I can't think of any moments alone that stand out in terms of his telling about those days. There were lots and lots of moments that stood out in his recounting and other members when they'd get together talking about what had gone on in those days, how they felt about it, what the outcome was, who was there, all those kinds of things that they would talk about as they reminisced about those times. But he was very proud of not only the people who came together who were so diverse, who were organizers, but really proud of all the people who just had the gall to come together for those meetings, to even show up. Put your life in danger, to risk their children's well-being, whatever well-being there was, and safety to go to those meetings, as for example in the church that I just described.
And he was proud that people seem to emerge whenever there's a need and can come from low income, whatever kinds of cultural background, social class differences, and work together and out of different beliefs and different values, put something together, create something that worked for that time in that period of history in the South, that began to say people can organize and get together, they can cross all these different bridges and differences, and somehow can stand up to the establishment, the powers that be, and say, we have to talk. Do you think he would have felt that it laid the groundwork for future efforts to bring black and white together? There's no doubt that he believed that the work of the Union and other related organizations in the South at the time laid the groundwork for much of the changes in the South that
were to come. That the Union evolved through various stages, and other groups then picked up and were able, with various working groups, to say, you have a right to talk to your bosses, you have a right to have decent working conditions, you have a right to have bathrooms on site, water available when you're working all day in the fields. So there were evolutions that took place of the Union and other groups as well, and those are some of the things that he would have seen as inevitable, because movements like that don't stop. They plant the seed of an idea and hope, and those ideas and hopes continue to be there, whatever kinds of expression, there may be whatever forms of expression. There may be an organizing various kinds of groups, but people can't do those things by
themselves. They have to come together, and I think those organizers knew that.
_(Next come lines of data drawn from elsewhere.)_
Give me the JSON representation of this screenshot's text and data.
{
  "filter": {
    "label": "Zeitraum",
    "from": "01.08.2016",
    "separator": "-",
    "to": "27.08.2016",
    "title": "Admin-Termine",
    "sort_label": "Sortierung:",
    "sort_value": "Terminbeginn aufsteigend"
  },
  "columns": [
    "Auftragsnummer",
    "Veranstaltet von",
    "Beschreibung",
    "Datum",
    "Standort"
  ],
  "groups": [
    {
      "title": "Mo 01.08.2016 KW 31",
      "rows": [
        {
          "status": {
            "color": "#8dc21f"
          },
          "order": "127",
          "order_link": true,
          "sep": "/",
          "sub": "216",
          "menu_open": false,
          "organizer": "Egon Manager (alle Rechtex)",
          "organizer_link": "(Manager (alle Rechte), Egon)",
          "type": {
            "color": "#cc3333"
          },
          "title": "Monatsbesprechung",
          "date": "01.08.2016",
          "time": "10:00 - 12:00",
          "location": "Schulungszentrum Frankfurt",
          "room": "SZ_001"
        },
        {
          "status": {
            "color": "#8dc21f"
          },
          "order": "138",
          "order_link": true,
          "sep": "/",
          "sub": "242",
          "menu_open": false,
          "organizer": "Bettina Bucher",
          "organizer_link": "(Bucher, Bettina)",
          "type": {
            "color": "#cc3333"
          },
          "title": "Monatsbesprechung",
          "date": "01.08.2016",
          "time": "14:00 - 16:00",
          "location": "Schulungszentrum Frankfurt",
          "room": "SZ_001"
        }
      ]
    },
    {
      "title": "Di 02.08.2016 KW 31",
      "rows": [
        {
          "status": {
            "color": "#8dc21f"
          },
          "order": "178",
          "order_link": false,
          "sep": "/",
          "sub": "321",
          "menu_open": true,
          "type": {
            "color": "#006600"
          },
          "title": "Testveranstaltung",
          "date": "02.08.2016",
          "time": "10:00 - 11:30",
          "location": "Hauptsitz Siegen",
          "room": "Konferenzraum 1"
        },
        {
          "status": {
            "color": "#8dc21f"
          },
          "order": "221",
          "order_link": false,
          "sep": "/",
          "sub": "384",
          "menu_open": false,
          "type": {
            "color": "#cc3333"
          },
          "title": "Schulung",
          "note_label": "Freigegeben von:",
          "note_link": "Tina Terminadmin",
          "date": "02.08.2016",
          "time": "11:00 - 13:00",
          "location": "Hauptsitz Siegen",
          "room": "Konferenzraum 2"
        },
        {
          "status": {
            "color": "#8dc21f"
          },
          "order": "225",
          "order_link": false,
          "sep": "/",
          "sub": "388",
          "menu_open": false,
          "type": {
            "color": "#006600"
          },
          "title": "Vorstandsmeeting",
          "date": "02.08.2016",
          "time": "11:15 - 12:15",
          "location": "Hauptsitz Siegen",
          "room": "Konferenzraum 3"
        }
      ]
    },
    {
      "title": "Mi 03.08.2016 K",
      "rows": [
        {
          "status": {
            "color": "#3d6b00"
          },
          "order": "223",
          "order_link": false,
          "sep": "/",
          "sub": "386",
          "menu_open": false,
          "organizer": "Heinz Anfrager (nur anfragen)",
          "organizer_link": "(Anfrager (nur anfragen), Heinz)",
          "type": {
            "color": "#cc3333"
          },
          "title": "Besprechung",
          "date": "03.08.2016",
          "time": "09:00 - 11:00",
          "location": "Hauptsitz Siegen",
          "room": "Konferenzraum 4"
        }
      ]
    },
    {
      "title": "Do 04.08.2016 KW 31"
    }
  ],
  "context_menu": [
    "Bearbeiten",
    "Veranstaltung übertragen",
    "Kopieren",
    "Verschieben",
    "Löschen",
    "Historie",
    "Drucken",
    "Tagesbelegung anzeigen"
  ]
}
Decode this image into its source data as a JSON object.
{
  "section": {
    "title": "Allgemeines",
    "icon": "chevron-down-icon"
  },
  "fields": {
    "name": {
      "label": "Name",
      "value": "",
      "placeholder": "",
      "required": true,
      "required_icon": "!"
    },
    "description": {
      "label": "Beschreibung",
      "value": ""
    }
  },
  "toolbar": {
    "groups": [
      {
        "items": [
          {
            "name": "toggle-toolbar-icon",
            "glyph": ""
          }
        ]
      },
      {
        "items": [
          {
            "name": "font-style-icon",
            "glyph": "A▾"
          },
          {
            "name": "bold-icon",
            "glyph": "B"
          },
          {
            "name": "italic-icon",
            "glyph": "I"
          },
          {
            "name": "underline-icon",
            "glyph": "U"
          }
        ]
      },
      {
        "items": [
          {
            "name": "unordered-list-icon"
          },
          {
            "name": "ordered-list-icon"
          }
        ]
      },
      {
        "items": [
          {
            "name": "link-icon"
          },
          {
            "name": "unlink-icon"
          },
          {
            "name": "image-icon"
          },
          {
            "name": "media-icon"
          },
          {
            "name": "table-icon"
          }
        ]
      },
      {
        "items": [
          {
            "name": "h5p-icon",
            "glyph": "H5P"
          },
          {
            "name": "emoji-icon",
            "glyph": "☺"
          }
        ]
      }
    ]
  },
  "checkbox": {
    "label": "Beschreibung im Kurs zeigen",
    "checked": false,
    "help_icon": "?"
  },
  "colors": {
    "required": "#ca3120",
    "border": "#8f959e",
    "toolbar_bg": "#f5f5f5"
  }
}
And at that point, we're ready to say, black and white together, we can find some ways to begin to stand up to the planter system and challenge the status quo, because things have got to change. Can you tell me the story about the man and the woman behind the plow?